◆ **PROBLEM REQUIREMENTS**: Please retype the entries that follow exactly as they are, leaving the images behind.

◆ **INFORMATION PROVIDED**:
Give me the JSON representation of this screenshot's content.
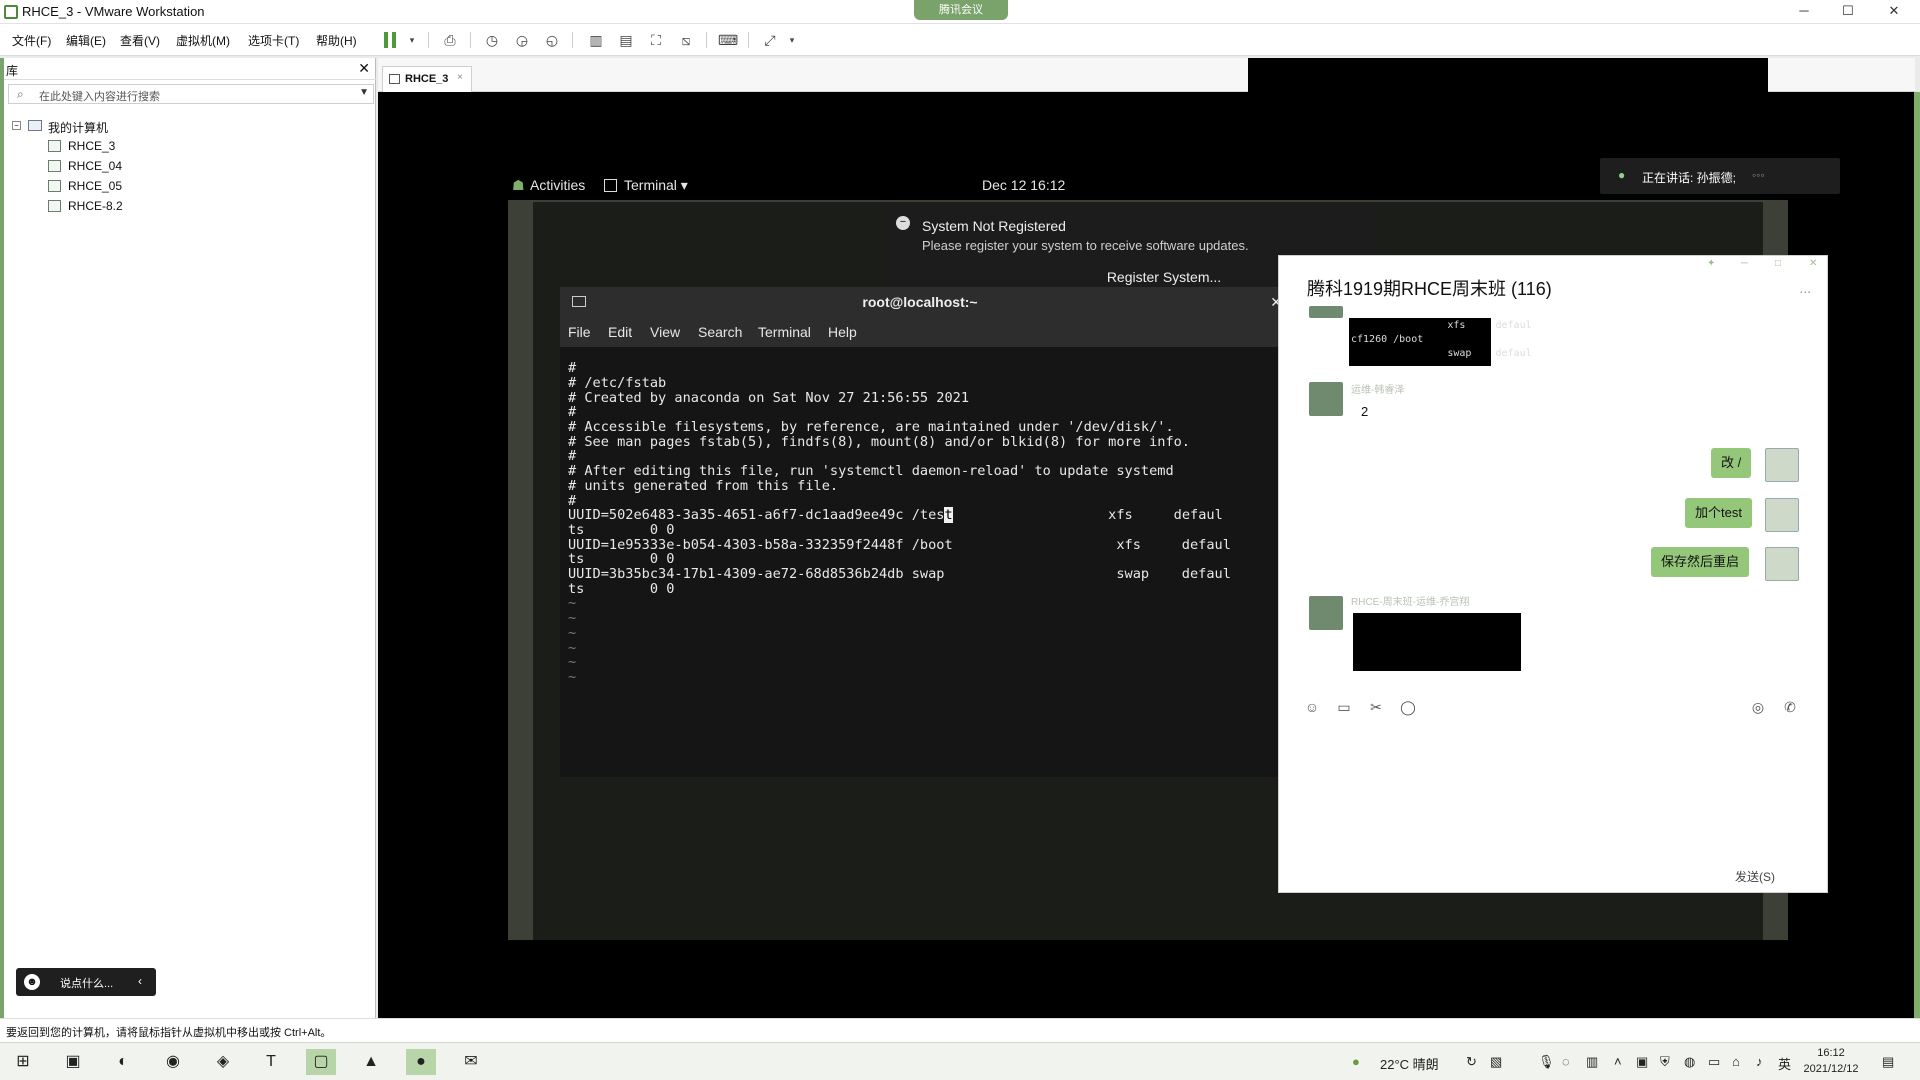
{
  "window": {
    "title": "RHCE_3 - VMware Workstation",
    "meeting_pill": "腾讯会议",
    "min": "─",
    "max": "☐",
    "close": "✕"
  },
  "menu": [
    "文件(F)",
    "编辑(E)",
    "查看(V)",
    "虚拟机(M)",
    "选项卡(T)",
    "帮助(H)"
  ],
  "library": {
    "title": "库",
    "close": "✕",
    "search_placeholder": "在此处键入内容进行搜索",
    "root": "我的计算机",
    "vms": [
      "RHCE_3",
      "RHCE_04",
      "RHCE_05",
      "RHCE-8.2"
    ]
  },
  "tab": {
    "label": "RHCE_3",
    "close": "×"
  },
  "gnome": {
    "activities": "Activities",
    "app_menu": "Terminal ▾",
    "clock": "Dec 12  16:12"
  },
  "notice": {
    "title": "System Not Registered",
    "body": "Please register your system to receive software updates.",
    "button": "Register System..."
  },
  "terminal": {
    "title": "root@localhost:~",
    "menu": [
      "File",
      "Edit",
      "View",
      "Search",
      "Terminal",
      "Help"
    ],
    "lines": [
      "#",
      "# /etc/fstab",
      "# Created by anaconda on Sat Nov 27 21:56:55 2021",
      "#",
      "# Accessible filesystems, by reference, are maintained under '/dev/disk/'.",
      "# See man pages fstab(5), findfs(8), mount(8) and/or blkid(8) for more info.",
      "#",
      "# After editing this file, run 'systemctl daemon-reload' to update systemd",
      "# units generated from this file.",
      "#",
      "UUID=502e6483-3a35-4651-a6f7-dc1aad9ee49c /tes",
      "ts        0 0",
      "UUID=1e95333e-b054-4303-b58a-332359f2448f /boot                    xfs     defaul",
      "ts        0 0",
      "UUID=3b35bc34-17b1-4309-ae72-68d8536b24db swap                     swap    defaul",
      "ts        0 0",
      "~",
      "~",
      "~",
      "~",
      "~",
      "~"
    ],
    "cursor_char": "t",
    "line10_tail": "                   xfs     defaul"
  },
  "speaking": {
    "label": "正在讲话: 孙振德;"
  },
  "chat": {
    "title": "腾科1919期RHCE周末班 (116)",
    "more": "...",
    "shot1_lines": [
      "                xfs     defaul",
      "cf1260 /boot",
      "                swap    defaul"
    ],
    "sender1": "运维-韩睿泽",
    "msg1": "2",
    "mine": [
      "改 /",
      "加个test",
      "保存然后重启"
    ],
    "sender2": "RHCE-周末班-运维-乔宫翔",
    "send": "发送(S)",
    "tools": [
      "☺",
      "▭",
      "✂",
      "◯"
    ],
    "tools_right": [
      "◎",
      "✆"
    ]
  },
  "say_box": {
    "text": "说点什么..."
  },
  "statusbar": {
    "text": "要返回到您的计算机，请将鼠标指针从虚拟机中移出或按 Ctrl+Alt。"
  },
  "taskbar": {
    "weather": "22°C  晴朗",
    "ime": "英",
    "time": "16:12",
    "date": "2021/12/12"
  }
}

◆ **ANSWER TO THIS EXERCISE**:
Give me the JSON representation of this screenshot's content.
{
  "window": {
    "title": "RHCE_3 - VMware Workstation",
    "meeting_pill": "腾讯会议",
    "min": "─",
    "max": "☐",
    "close": "✕"
  },
  "menu": [
    "文件(F)",
    "编辑(E)",
    "查看(V)",
    "虚拟机(M)",
    "选项卡(T)",
    "帮助(H)"
  ],
  "library": {
    "title": "库",
    "close": "✕",
    "search_placeholder": "在此处键入内容进行搜索",
    "root": "我的计算机",
    "vms": [
      "RHCE_3",
      "RHCE_04",
      "RHCE_05",
      "RHCE-8.2"
    ]
  },
  "tab": {
    "label": "RHCE_3",
    "close": "×"
  },
  "gnome": {
    "activities": "Activities",
    "app_menu": "Terminal ▾",
    "clock": "Dec 12  16:12"
  },
  "notice": {
    "title": "System Not Registered",
    "body": "Please register your system to receive software updates.",
    "button": "Register System..."
  },
  "terminal": {
    "title": "root@localhost:~",
    "menu": [
      "File",
      "Edit",
      "View",
      "Search",
      "Terminal",
      "Help"
    ],
    "lines": [
      "#",
      "# /etc/fstab",
      "# Created by anaconda on Sat Nov 27 21:56:55 2021",
      "#",
      "# Accessible filesystems, by reference, are maintained under '/dev/disk/'.",
      "# See man pages fstab(5), findfs(8), mount(8) and/or blkid(8) for more info.",
      "#",
      "# After editing this file, run 'systemctl daemon-reload' to update systemd",
      "# units generated from this file.",
      "#",
      "UUID=502e6483-3a35-4651-a6f7-dc1aad9ee49c /tes",
      "ts        0 0",
      "UUID=1e95333e-b054-4303-b58a-332359f2448f /boot                    xfs     defaul",
      "ts        0 0",
      "UUID=3b35bc34-17b1-4309-ae72-68d8536b24db swap                     swap    defaul",
      "ts        0 0",
      "~",
      "~",
      "~",
      "~",
      "~",
      "~"
    ],
    "cursor_char": "t",
    "line10_tail": "                   xfs     defaul"
  },
  "speaking": {
    "label": "正在讲话: 孙振德;"
  },
  "chat": {
    "title": "腾科1919期RHCE周末班 (116)",
    "more": "...",
    "shot1_lines": [
      "                xfs     defaul",
      "cf1260 /boot",
      "                swap    defaul"
    ],
    "sender1": "运维-韩睿泽",
    "msg1": "2",
    "mine": [
      "改 /",
      "加个test",
      "保存然后重启"
    ],
    "sender2": "RHCE-周末班-运维-乔宫翔",
    "send": "发送(S)",
    "tools": [
      "☺",
      "▭",
      "✂",
      "◯"
    ],
    "tools_right": [
      "◎",
      "✆"
    ]
  },
  "say_box": {
    "text": "说点什么..."
  },
  "statusbar": {
    "text": "要返回到您的计算机，请将鼠标指针从虚拟机中移出或按 Ctrl+Alt。"
  },
  "taskbar": {
    "weather": "22°C  晴朗",
    "ime": "英",
    "time": "16:12",
    "date": "2021/12/12"
  }
}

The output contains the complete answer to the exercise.